- [GOAL OF THE EXERCISE]: All of the data below must be reproduced word for word, but without its images.

- [DATA FOR THIS TASK]:
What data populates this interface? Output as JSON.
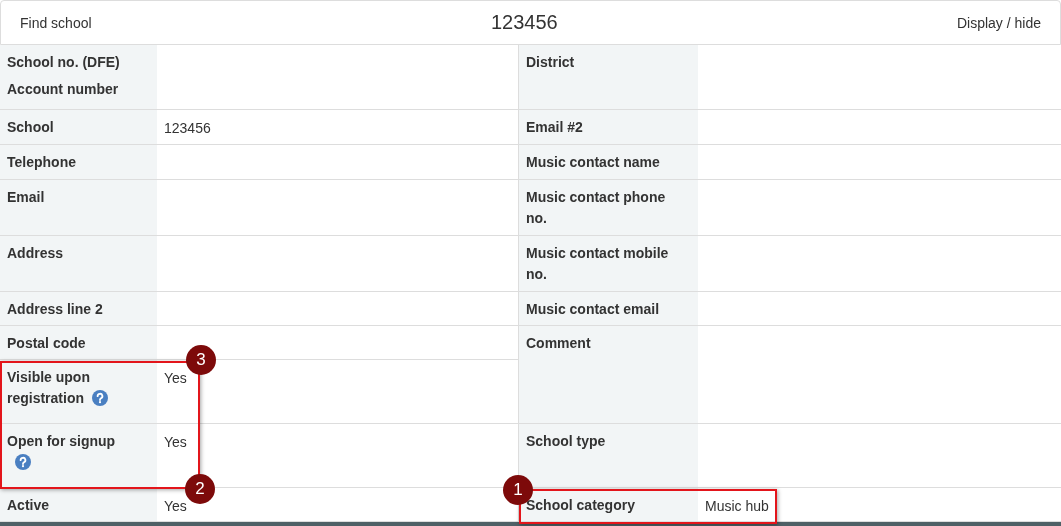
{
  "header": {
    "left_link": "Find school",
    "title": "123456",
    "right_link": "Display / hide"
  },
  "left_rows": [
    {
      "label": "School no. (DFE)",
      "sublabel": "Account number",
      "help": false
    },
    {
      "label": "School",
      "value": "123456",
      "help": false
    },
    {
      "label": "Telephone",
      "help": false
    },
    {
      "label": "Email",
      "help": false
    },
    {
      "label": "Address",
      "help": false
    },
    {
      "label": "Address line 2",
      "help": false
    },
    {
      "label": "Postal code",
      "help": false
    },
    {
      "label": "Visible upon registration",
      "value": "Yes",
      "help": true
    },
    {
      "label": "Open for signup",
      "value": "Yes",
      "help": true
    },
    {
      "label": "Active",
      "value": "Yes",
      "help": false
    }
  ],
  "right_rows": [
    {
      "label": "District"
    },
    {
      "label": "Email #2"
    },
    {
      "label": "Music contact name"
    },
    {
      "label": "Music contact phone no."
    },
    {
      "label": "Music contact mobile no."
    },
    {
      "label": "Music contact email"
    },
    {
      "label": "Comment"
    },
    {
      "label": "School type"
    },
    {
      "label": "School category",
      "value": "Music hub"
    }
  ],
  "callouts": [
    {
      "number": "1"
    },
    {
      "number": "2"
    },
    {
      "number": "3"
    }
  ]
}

- [WRITTEN ANSWER]:
What data populates this interface? Output as JSON.
{
  "header": {
    "left_link": "Find school",
    "title": "123456",
    "right_link": "Display / hide"
  },
  "left_rows": [
    {
      "label": "School no. (DFE)",
      "sublabel": "Account number",
      "help": false
    },
    {
      "label": "School",
      "value": "123456",
      "help": false
    },
    {
      "label": "Telephone",
      "help": false
    },
    {
      "label": "Email",
      "help": false
    },
    {
      "label": "Address",
      "help": false
    },
    {
      "label": "Address line 2",
      "help": false
    },
    {
      "label": "Postal code",
      "help": false
    },
    {
      "label": "Visible upon registration",
      "value": "Yes",
      "help": true
    },
    {
      "label": "Open for signup",
      "value": "Yes",
      "help": true
    },
    {
      "label": "Active",
      "value": "Yes",
      "help": false
    }
  ],
  "right_rows": [
    {
      "label": "District"
    },
    {
      "label": "Email #2"
    },
    {
      "label": "Music contact name"
    },
    {
      "label": "Music contact phone no."
    },
    {
      "label": "Music contact mobile no."
    },
    {
      "label": "Music contact email"
    },
    {
      "label": "Comment"
    },
    {
      "label": "School type"
    },
    {
      "label": "School category",
      "value": "Music hub"
    }
  ],
  "callouts": [
    {
      "number": "1"
    },
    {
      "number": "2"
    },
    {
      "number": "3"
    }
  ]
}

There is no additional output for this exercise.